But Kaine’s importance goes a lot deeper than appealing to swing voters. As I’ve written elsewhere, his progressive-Catholic religiosity has the potential to be transformative. He is thoroughly faith-driven and thoroughly progressive. He is the kind of Christian we don’t often see on the airwaves: the liberal kind, motivated by the social justice teachings of his church. Kaine has the potential to confound the false dichotomy between secular liberals and religious conservatives.
In the Jewish world, we’re used to liberals talking about Tikkun Olam, a once-Kabbalistic doctrine that now means simply “repairing the world.” We’re used to secular Jewish leftists like Bernie Sanders, whose religiosity has nothing to do with God but everything to do with pursuing justice. And we’re used to Reform Judaism’s long association with progressive American politics.
But outside our Jewish bubble, the union of faith and progressivism is still radical. And so it was radical to hear Kaine’s middle-America intonations give voice to a message of economic justice, racial justice and environmental justice. Kaine sounded square, but his message was not.
That also goes for Kaine’s use of Spanish. Here is someone who slides effortlessly from folksy Minnesotan-Virginian aphorisms into fluent, properly accented Spanish. It’s almost as if he’s saying to white Americans sincerely troubled by the loss of a certain kind of American monoculture, “Don’t worry, amigos. We’re going to be fine. In fact, we’re going to be stronger together.”
This, of course, is the Clinton campaign’s tagline. (I’m not sure why people keep whining that Clinton doesn’t have a clear message. We are Stronger Together, that is, with all of our diversity and values and aspirations for justice. That seems pretty clear to me.) But Kaine made it real. You can be a square white dude who talks about God and also say, proudly, Si Se Puede. Trump is wrong. The two are not mutually exclusive.

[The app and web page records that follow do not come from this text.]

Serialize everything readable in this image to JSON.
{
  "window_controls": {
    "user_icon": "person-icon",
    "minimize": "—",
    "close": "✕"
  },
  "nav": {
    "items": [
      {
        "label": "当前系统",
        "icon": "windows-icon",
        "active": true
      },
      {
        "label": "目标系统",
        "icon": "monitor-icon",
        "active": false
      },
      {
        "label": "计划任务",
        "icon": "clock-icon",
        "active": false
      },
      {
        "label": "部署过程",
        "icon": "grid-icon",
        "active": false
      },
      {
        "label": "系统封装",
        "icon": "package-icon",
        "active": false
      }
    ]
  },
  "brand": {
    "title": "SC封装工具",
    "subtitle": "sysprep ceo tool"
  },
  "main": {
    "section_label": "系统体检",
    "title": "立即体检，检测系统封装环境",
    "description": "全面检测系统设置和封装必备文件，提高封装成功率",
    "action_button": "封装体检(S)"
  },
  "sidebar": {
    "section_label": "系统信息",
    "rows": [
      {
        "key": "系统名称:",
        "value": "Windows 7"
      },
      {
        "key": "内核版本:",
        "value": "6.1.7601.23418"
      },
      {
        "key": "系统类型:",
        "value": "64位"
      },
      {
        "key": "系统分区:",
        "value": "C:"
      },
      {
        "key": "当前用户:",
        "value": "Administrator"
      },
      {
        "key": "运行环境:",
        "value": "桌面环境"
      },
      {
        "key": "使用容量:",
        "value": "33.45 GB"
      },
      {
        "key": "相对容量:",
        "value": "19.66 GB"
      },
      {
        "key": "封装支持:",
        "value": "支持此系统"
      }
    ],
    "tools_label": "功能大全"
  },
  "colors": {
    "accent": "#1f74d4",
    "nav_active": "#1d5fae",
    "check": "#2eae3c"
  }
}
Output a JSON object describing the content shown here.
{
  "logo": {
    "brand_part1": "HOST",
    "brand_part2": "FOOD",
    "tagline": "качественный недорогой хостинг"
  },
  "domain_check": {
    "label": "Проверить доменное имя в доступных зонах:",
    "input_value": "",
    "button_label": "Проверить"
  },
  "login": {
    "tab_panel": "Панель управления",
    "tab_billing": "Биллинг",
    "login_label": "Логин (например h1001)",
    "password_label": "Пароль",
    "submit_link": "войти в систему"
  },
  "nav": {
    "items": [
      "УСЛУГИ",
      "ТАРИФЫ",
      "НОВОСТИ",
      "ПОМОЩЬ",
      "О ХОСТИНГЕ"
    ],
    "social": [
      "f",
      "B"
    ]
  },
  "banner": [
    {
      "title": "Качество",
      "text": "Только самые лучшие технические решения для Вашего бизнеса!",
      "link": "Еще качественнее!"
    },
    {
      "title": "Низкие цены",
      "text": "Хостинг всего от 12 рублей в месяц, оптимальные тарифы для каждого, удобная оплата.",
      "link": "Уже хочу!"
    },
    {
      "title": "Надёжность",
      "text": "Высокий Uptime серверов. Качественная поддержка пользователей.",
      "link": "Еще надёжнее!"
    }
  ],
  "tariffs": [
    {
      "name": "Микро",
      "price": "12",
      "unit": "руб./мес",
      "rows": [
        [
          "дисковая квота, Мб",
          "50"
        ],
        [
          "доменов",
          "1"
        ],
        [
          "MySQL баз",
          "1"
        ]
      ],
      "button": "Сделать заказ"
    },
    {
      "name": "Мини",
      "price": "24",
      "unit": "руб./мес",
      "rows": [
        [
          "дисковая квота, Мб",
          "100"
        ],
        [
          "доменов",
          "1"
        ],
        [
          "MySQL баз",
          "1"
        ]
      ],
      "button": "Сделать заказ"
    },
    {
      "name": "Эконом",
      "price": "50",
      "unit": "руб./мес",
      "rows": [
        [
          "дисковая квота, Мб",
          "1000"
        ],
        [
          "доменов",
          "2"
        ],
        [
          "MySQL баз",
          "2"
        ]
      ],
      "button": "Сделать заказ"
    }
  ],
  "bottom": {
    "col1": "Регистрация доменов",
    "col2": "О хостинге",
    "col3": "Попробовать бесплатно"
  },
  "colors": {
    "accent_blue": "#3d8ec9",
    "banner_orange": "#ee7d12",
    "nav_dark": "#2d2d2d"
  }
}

It’s easy to dismiss the “white fragility” of centrist voters, but the fact is that the fears are there, and they are grounded in reality: America is becoming a less white, more multicultural place. If Kaine can make multiculturalism, or at least bilingualism, safe for some of those Americans, that is a potent weapon against Trump’s nativism and fear-mongering.
For progressives, Obama gave the strongest speech last night. We miss him already — his class, his intellect, his shattering of boundaries and assumptions. The arena Wednesday night was like a love-fest.
But for moderates, independents and Republicans, the assumptions Kaine shattered might be more important. On the surface, it might’ve looked like he was there to soothe the swing voters. Beneath that surface, however, he was troubling the waters.